Mental health services could be an effective way to reduce DWIs in Minnesota. A Harvard Medical School research of more than 100 people charged with driving while intoxicated (DWI) found that, in addition to alcohol or drug addiction, over 45% of repeat offenders had a significant mental disorder. Many people suffering from mental illnesses don’t receive treatment due to limited funding and public stigma associated with these disorders. The outcome is more impaired drivers on the roads.
Treatment Not Punishment
Instead of jail time, researchers propose special courts to offer defendants incentives, such as counseling and substance abuse treatment. This strategy can potentially reduce repeat offenses among many people with mental disorders.
Common mental disorders among drivers include schizophrenia, bipolar disorder, and major depression. Others are also diagnosed with attention-deficit hyperactivity disorder (ADHD) and PTSD. People suffering from mental illnesses are more likely than the general population to experience alcohol dependency.

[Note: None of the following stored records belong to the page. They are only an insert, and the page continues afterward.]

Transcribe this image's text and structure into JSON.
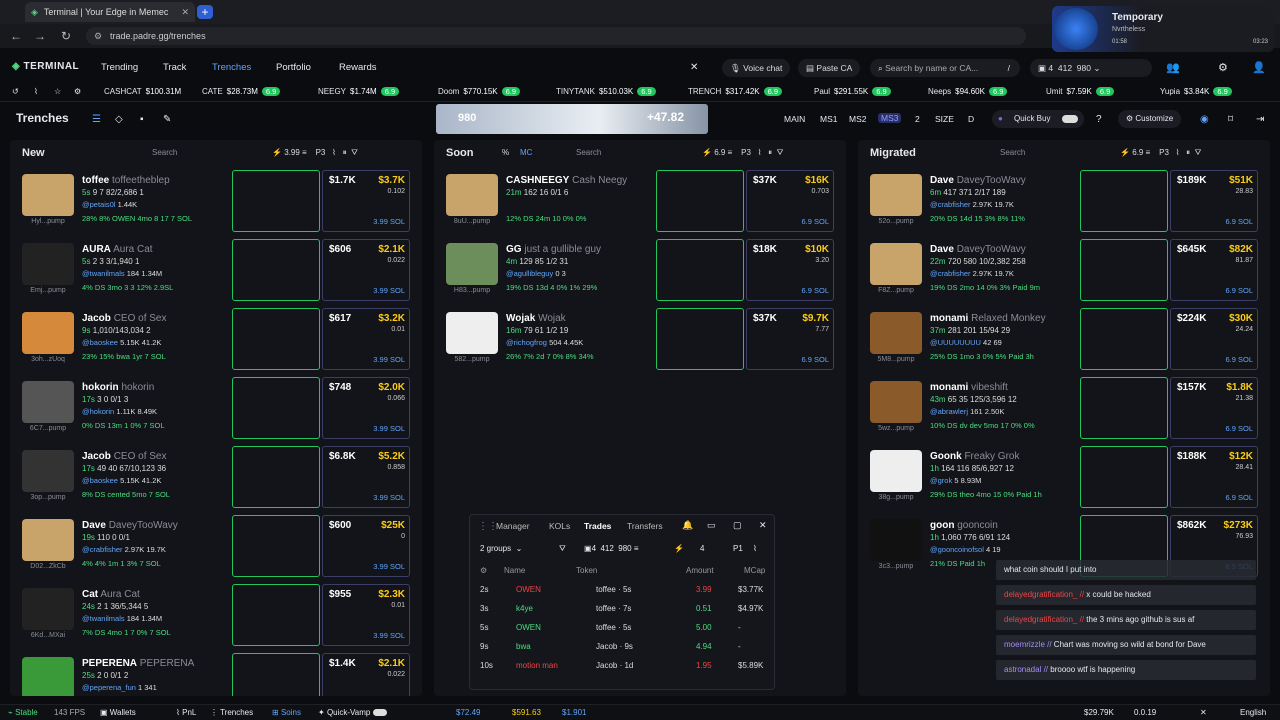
{
  "browser": {
    "tab_title": "Terminal | Your Edge in Memec",
    "url": "trade.padre.gg/trenches"
  },
  "media": {
    "title": "Temporary",
    "artist": "Nvrtheless",
    "current": "01:58",
    "duration": "03:23"
  },
  "nav": {
    "brand": "TERMINAL",
    "items": [
      "Trending",
      "Track",
      "Trenches",
      "Portfolio",
      "Rewards"
    ],
    "active": "Trenches",
    "voice_chat": "Voice chat",
    "paste_ca": "Paste CA",
    "search_placeholder": "Search by name or CA...",
    "search_key": "/",
    "wallet_count": "4",
    "wallet_a": "412",
    "wallet_b": "980"
  },
  "ticker": [
    {
      "name": "CASHCAT",
      "mc": "$100.31M"
    },
    {
      "name": "CATE",
      "mc": "$28.73M",
      "chg": "6.9"
    },
    {
      "name": "NEEGY",
      "mc": "$1.74M",
      "chg": "6.9"
    },
    {
      "name": "Doom",
      "mc": "$770.15K",
      "chg": "6.9"
    },
    {
      "name": "TINYTANK",
      "mc": "$510.03K",
      "chg": "6.9"
    },
    {
      "name": "TRENCH",
      "mc": "$317.42K",
      "chg": "6.9"
    },
    {
      "name": "Paul",
      "mc": "$291.55K",
      "chg": "6.9"
    },
    {
      "name": "Neeps",
      "mc": "$94.60K",
      "chg": "6.9"
    },
    {
      "name": "Umit",
      "mc": "$7.59K",
      "chg": "6.9"
    },
    {
      "name": "Yupia",
      "mc": "$3.84K",
      "chg": "6.9"
    }
  ],
  "trenches": {
    "title": "Trenches",
    "banner_left": "980",
    "banner_right": "+47.82",
    "presets": [
      "MAIN",
      "MS1",
      "MS2",
      "MS3",
      "2",
      "SIZE",
      "D"
    ],
    "quick_buy": "Quick Buy",
    "customize": "Customize"
  },
  "columns": {
    "new": {
      "title": "New",
      "search": "Search",
      "amt": "3.99",
      "preset": "P3"
    },
    "soon": {
      "title": "Soon",
      "pct": "%",
      "mc": "MC",
      "search": "Search",
      "amt": "6.9",
      "preset": "P3"
    },
    "migrated": {
      "title": "Migrated",
      "search": "Search",
      "amt": "6.9",
      "preset": "P3"
    }
  },
  "new_tokens": [
    {
      "sym": "toffee",
      "name": "toffeetheblep",
      "age": "5s",
      "stats": "9 7 82/2,686 1",
      "handle": "@petais0l",
      "followers": "1.44K",
      "pcts": "28% 8% OWEN 4mo 8 17 7 SOL",
      "v": "$1.7K",
      "mc": "$3.7K",
      "f": "0.102",
      "sol": "3.99 SOL",
      "img": "Hyl...pump"
    },
    {
      "sym": "AURA",
      "name": "Aura Cat",
      "age": "5s",
      "stats": "2 3 3/1,940 1",
      "handle": "@twanilmals",
      "followers": "184 1.34M",
      "pcts": "4% DS 3mo 3 3 12% 2.9SL",
      "v": "$606",
      "mc": "$2.1K",
      "f": "0.022",
      "sol": "3.99 SOL",
      "img": "Emj...pump"
    },
    {
      "sym": "Jacob",
      "name": "CEO of Sex",
      "age": "9s",
      "stats": "1,010/143,034 2",
      "handle": "@baoskee",
      "followers": "5.15K 41.2K",
      "pcts": "23% 15% bwa 1yr 7 SOL",
      "v": "$617",
      "mc": "$3.2K",
      "f": "0.01",
      "sol": "3.99 SOL",
      "img": "3oh...zUoq"
    },
    {
      "sym": "hokorin",
      "name": "hokorin",
      "age": "17s",
      "stats": "3 0 0/1 3",
      "handle": "@hokorin",
      "followers": "1.11K 8.49K",
      "pcts": "0% DS 13m 1 0% 7 SOL",
      "v": "$748",
      "mc": "$2.0K",
      "f": "0.066",
      "sol": "3.99 SOL",
      "img": "6C7...pump"
    },
    {
      "sym": "Jacob",
      "name": "CEO of Sex",
      "age": "17s",
      "stats": "49 40 67/10,123 36",
      "handle": "@baoskee",
      "followers": "5.15K 41.2K",
      "pcts": "8% DS cented 5mo 7 SOL",
      "v": "$6.8K",
      "mc": "$5.2K",
      "f": "0.858",
      "sol": "3.99 SOL",
      "img": "3op...pump"
    },
    {
      "sym": "Dave",
      "name": "DaveyTooWavy",
      "age": "19s",
      "stats": "110 0 0/1",
      "handle": "@crabfisher",
      "followers": "2.97K 19.7K",
      "pcts": "4% 4% 1m 1 3% 7 SOL",
      "v": "$600",
      "mc": "$25K",
      "f": "0",
      "sol": "3.99 SOL",
      "img": "D02...ZkCb"
    },
    {
      "sym": "Cat",
      "name": "Aura Cat",
      "age": "24s",
      "stats": "2 1 36/5,344 5",
      "handle": "@twanilmals",
      "followers": "184 1.34M",
      "pcts": "7% DS 4mo 1 7 0% 7 SOL",
      "v": "$955",
      "mc": "$2.3K",
      "f": "0.01",
      "sol": "3.99 SOL",
      "img": "6Kd...MXai"
    },
    {
      "sym": "PEPERENA",
      "name": "PEPERENA",
      "age": "25s",
      "stats": "2 0 0/1 2",
      "handle": "@peperena_fun",
      "followers": "1 341",
      "pcts": "",
      "v": "$1.4K",
      "mc": "$2.1K",
      "f": "0.022",
      "sol": "3.99 SOL",
      "img": ""
    }
  ],
  "soon_tokens": [
    {
      "sym": "CASHNEEGY",
      "name": "Cash Neegy",
      "age": "21m",
      "stats": "162 16 0/1 6",
      "handle": "",
      "followers": "",
      "pcts": "12% DS 24m 10 0% 0%",
      "v": "$37K",
      "mc": "$16K",
      "f": "0.703",
      "sol": "6.9 SOL",
      "img": "8uU...pump"
    },
    {
      "sym": "GG",
      "name": "just a gullible guy",
      "age": "4m",
      "stats": "129 85 1/2 31",
      "handle": "@agullibleguy",
      "followers": "0 3",
      "pcts": "19% DS 13d 4 0% 1% 29%",
      "v": "$18K",
      "mc": "$10K",
      "f": "3.20",
      "sol": "6.9 SOL",
      "img": "H83...pump"
    },
    {
      "sym": "Wojak",
      "name": "Wojak",
      "age": "16m",
      "stats": "79 61 1/2 19",
      "handle": "@richogfrog",
      "followers": "504 4.45K",
      "pcts": "26% 7% 2d 7 0% 8% 34%",
      "v": "$37K",
      "mc": "$9.7K",
      "f": "7.77",
      "sol": "6.9 SOL",
      "img": "582...pump"
    }
  ],
  "migrated_tokens": [
    {
      "sym": "Dave",
      "name": "DaveyTooWavy",
      "age": "6m",
      "stats": "417 371 2/17 189",
      "handle": "@crabfisher",
      "followers": "2.97K 19.7K",
      "pcts": "20% DS 14d 15 3% 8% 11%",
      "v": "$189K",
      "mc": "$51K",
      "f": "28.83",
      "sol": "6.9 SOL",
      "img": "52o...pump"
    },
    {
      "sym": "Dave",
      "name": "DaveyTooWavy",
      "age": "22m",
      "stats": "720 580 10/2,382 258",
      "handle": "@crabfisher",
      "followers": "2.97K 19.7K",
      "pcts": "19% DS 2mo 14 0% 3% Paid 9m",
      "v": "$645K",
      "mc": "$82K",
      "f": "81.87",
      "sol": "6.9 SOL",
      "img": "F8Z...pump"
    },
    {
      "sym": "monami",
      "name": "Relaxed Monkey",
      "age": "37m",
      "stats": "281 201 15/94 29",
      "handle": "@UUUUUUUU",
      "followers": "42 69",
      "pcts": "25% DS 1mo 3 0% 5% Paid 3h",
      "v": "$224K",
      "mc": "$30K",
      "f": "24.24",
      "sol": "6.9 SOL",
      "img": "5M8...pump"
    },
    {
      "sym": "monami",
      "name": "vibeshift",
      "age": "43m",
      "stats": "65 35 125/3,596 12",
      "handle": "@abrawlerj",
      "followers": "161 2.50K",
      "pcts": "10% DS dv dev 5mo 17 0% 0%",
      "v": "$157K",
      "mc": "$1.8K",
      "f": "21.38",
      "sol": "6.9 SOL",
      "img": "5wz...pump"
    },
    {
      "sym": "Goonk",
      "name": "Freaky Grok",
      "age": "1h",
      "stats": "164 116 85/6,927 12",
      "handle": "@grok",
      "followers": "5 8.93M",
      "pcts": "29% DS theo 4mo 15 0% Paid 1h",
      "v": "$188K",
      "mc": "$12K",
      "f": "28.41",
      "sol": "6.9 SOL",
      "img": "38g...pump"
    },
    {
      "sym": "goon",
      "name": "gooncoin",
      "age": "1h",
      "stats": "1,060 776 6/91 124",
      "handle": "@gooncoinofsol",
      "followers": "4 19",
      "pcts": "21% DS Paid 1h",
      "v": "$862K",
      "mc": "$273K",
      "f": "76.93",
      "sol": "6.9 SOL",
      "img": "3c3...pump"
    }
  ],
  "trades_panel": {
    "tabs": [
      "Manager",
      "KOLs",
      "Trades",
      "Transfers"
    ],
    "active_tab": "Trades",
    "groups": "2 groups",
    "w1": "4",
    "w2": "412",
    "w3": "980",
    "w4": "4",
    "preset": "P1",
    "headers": [
      "Name",
      "Token",
      "Amount",
      "MCap"
    ],
    "rows": [
      {
        "t": "2s",
        "name": "OWEN",
        "token": "toffee · 5s",
        "amount": "3.99",
        "mcap": "$3.77K",
        "sell": true
      },
      {
        "t": "3s",
        "name": "k4ye",
        "token": "toffee · 7s",
        "amount": "0.51",
        "mcap": "$4.97K",
        "sell": false
      },
      {
        "t": "5s",
        "name": "OWEN",
        "token": "toffee · 5s",
        "amount": "5.00",
        "mcap": "-",
        "sell": false
      },
      {
        "t": "9s",
        "name": "bwa",
        "token": "Jacob · 9s",
        "amount": "4.94",
        "mcap": "-",
        "sell": false
      },
      {
        "t": "10s",
        "name": "motion man",
        "token": "Jacob · 1d",
        "amount": "1.95",
        "mcap": "$5.89K",
        "sell": true
      }
    ]
  },
  "chat": [
    {
      "user": "",
      "msg": "what coin should I put into"
    },
    {
      "user": "delayedgratification_ //",
      "msg": "x could be hacked"
    },
    {
      "user": "delayedgratification_ //",
      "msg": "the 3 mins ago github is sus af"
    },
    {
      "user": "moemrizzle //",
      "msg": "Chart was moving so wild at bond for Dave"
    },
    {
      "user": "astronadal //",
      "msg": "broooo wtf is happening"
    }
  ],
  "status": {
    "state": "Stable",
    "fps": "143 FPS",
    "wallets": "Wallets",
    "pnl": "PnL",
    "trenches": "Trenches",
    "soins": "Soins",
    "quickvamp": "Quick-Vamp",
    "p1": "$72.49",
    "p2": "$591.63",
    "p3": "$1.901",
    "right1": "$29.79K",
    "right2": "0.0.19",
    "lang": "English"
  },
  "colors": {
    "accent": "#60a5fa",
    "green": "#22c55e",
    "red": "#ef4444",
    "gold": "#facc15",
    "purple": "#8b5cf6"
  }
}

Treatments for mental health disorders include psychotherapy, which involves taking a deeper look at the patient’s thoughts, feelings, and behaviors. Medications can reduce or eliminate symptoms of mental illnesses.
Promoting Awareness of Mental Health Disorders
While some mental disorders aren’t completely curable, they are manageable. As with many conditions, the earlier a condition becomes identified and treated, the better the odds of leading a normal life. By educating the public on early warning signs of mental health disorders and the importance of seeking treatment early, individuals can get help before it’s too late.
Minnesota DWI Laws
In Minnesota, “impaired to the slightest degree” describes a person whose blood alcohol content (BAC) is 0.08 or more. Drivers under the age of 21 shouldn’t have any alcohol in their system while driving. Those with a learner’s permit shouldn’t use a cellular device while behind the wheel. A DWI conviction could lead to $1,000 in fines or up to 90-days of jail time. It could also lead to driver’s license and/or professional license suspension or revocation, depending on the facts of the case.
DWI Defenses Based on a Mental Health Disorder
Mental health could be a crucial part of a defendant’s DWI defense strategy. A defense strategy sometimes focuses on reducing the penalties that a conviction could bring. A Minneapolis DWI lawyer can inform the court regarding the defendant’s mental health issues. That way, the judge knows there were contributing conditions in the case, which may result in a reduced penalty.